Why is the Sky Blue?


We’ve been living in this place that we call “Earth” since the beginning of life. When we look up, at the sky, we used to see it as blue, but we don't even question this situation most of the time. Let's think with a child's naivety and wonder why the sky looks blue.


"Why does the sky appear blue?" and "Why does it turn red-orange at sunset?" The answer to the question is the same; Sun. We look up and see the Sun in yellow-orange, the sky in blue, the clouds in white, the sea and oceans in blue, and as the Sun sets we see red-orange everywhere. Actually, none of these colors exist, there is only white.


However, the white possessed by the sunlight hides all the colors we see in the rainbow. In other words, the orange, red, yellow, green, blue, dark blue, and purple colors of the rainbow that we see in rainy weather are hidden in the white color of the Sun.


If sunlight has such a wide color palette, why don't we always see them? Because we need a reflective prism like a raindrop to see. That's why rainbows appear after rain. So, why is the sky blue but not multi-colored?


While the sunlight is coming into our world, it encounters the air molecules in the atmosphere, and the light is scattered everywhere. Colors, on the other hand, have a certain scattering rate, and the fastest of these is blue.


The blue component of the light spectrum has a shorter wavelength and higher frequency than the others. The acceleration of the charged frequency is proportional to the square of the frequency, and the intensity of the scattered light is also proportional to the square of the acceleration obtained. If you are not a physicist, it can be a bit tiring to do this operation, but as a result of the process, we can say that blue is the fastest.
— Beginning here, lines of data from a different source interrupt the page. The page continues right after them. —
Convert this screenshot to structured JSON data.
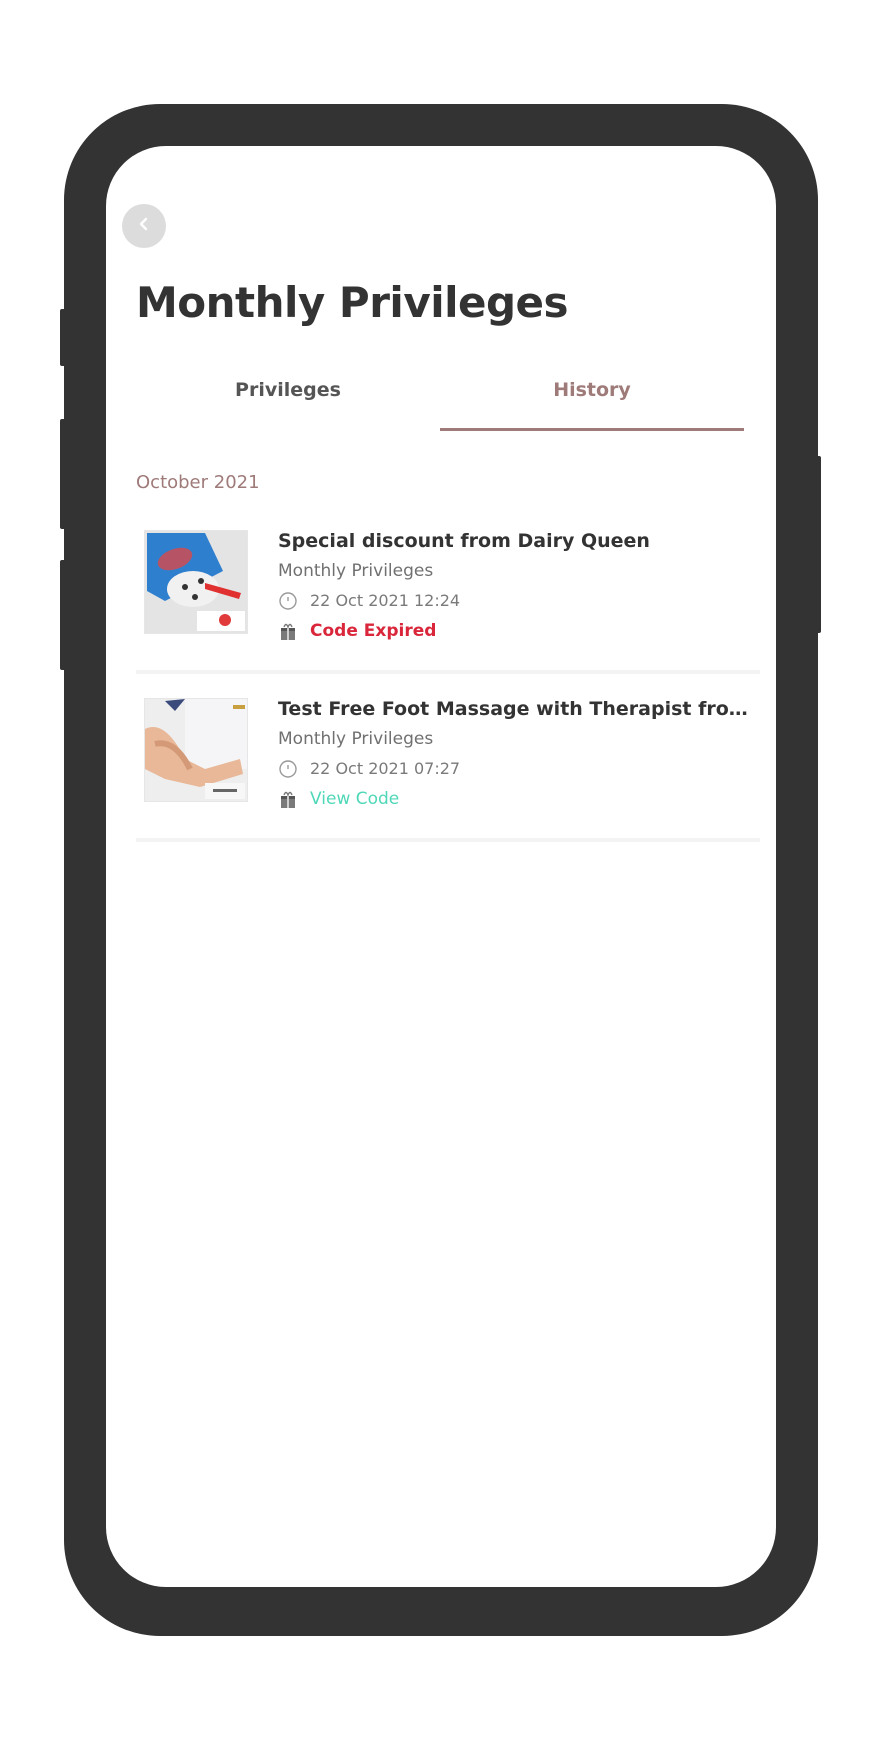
{
  "header": {
    "back_icon": "chevron-left-icon",
    "title": "Monthly Privileges"
  },
  "tabs": [
    {
      "label": "Privileges",
      "active": false
    },
    {
      "label": "History",
      "active": true
    }
  ],
  "colors": {
    "accent": "#9e7a79",
    "expired": "#d9263a",
    "view_code": "#4fd8b8",
    "frame": "#333333"
  },
  "history": {
    "month": "October 2021",
    "items": [
      {
        "title": "Special discount from Dairy Queen",
        "category": "Monthly Privileges",
        "datetime": "22 Oct 2021 12:24",
        "status": "Code Expired",
        "status_type": "expired",
        "image": "dairy-queen-blizzard-image"
      },
      {
        "title": "Test Free Foot Massage with Therapist from...",
        "category": "Monthly Privileges",
        "datetime": "22 Oct 2021 07:27",
        "status": "View Code",
        "status_type": "view",
        "image": "foot-massage-image"
      }
    ]
  }
}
Simply, this is the reason behind the blue color of our beautiful sky. Despite there is a lot to know about this topic, I might mention it in another article.


 

Alpartun Günhan